**WORK ITEM**
Show each line of the records in which the word "text" occurs.

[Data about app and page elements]
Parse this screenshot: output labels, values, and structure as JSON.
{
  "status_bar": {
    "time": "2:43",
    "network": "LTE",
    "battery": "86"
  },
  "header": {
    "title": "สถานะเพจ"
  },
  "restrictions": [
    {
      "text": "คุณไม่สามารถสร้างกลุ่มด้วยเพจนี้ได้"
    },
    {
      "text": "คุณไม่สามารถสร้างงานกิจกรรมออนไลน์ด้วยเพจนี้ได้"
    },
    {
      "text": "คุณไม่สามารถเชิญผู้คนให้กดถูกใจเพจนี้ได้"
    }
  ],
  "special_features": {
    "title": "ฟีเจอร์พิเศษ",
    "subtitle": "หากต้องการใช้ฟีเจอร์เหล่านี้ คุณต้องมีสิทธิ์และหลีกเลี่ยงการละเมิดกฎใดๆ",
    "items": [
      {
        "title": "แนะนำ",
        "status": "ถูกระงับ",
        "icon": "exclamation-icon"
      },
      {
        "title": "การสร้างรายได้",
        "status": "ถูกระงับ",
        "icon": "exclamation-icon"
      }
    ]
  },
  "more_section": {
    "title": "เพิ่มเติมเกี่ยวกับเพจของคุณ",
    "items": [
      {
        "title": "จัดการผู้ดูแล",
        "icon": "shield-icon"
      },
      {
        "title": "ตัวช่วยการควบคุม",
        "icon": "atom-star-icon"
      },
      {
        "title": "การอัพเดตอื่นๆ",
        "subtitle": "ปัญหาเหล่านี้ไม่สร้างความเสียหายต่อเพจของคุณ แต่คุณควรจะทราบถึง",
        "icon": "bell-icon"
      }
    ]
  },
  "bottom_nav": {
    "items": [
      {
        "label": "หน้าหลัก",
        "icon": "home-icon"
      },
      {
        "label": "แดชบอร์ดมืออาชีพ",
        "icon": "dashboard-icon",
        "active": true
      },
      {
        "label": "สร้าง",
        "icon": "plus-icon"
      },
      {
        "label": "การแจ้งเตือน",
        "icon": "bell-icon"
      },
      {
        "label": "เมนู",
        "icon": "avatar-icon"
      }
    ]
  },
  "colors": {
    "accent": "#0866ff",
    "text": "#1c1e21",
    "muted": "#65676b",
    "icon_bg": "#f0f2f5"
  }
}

**ANSWER BOX**
      "text": "คุณไม่สามารถสร้างกลุ่มด้วยเพจนี้ได้"
      "text": "คุณไม่สามารถสร้างงานกิจกรรมออนไลน์ด้วยเพจนี้ได้"
      "text": "คุณไม่สามารถเชิญผู้คนให้กดถูกใจเพจนี้ได้"
    "text": "#1c1e21",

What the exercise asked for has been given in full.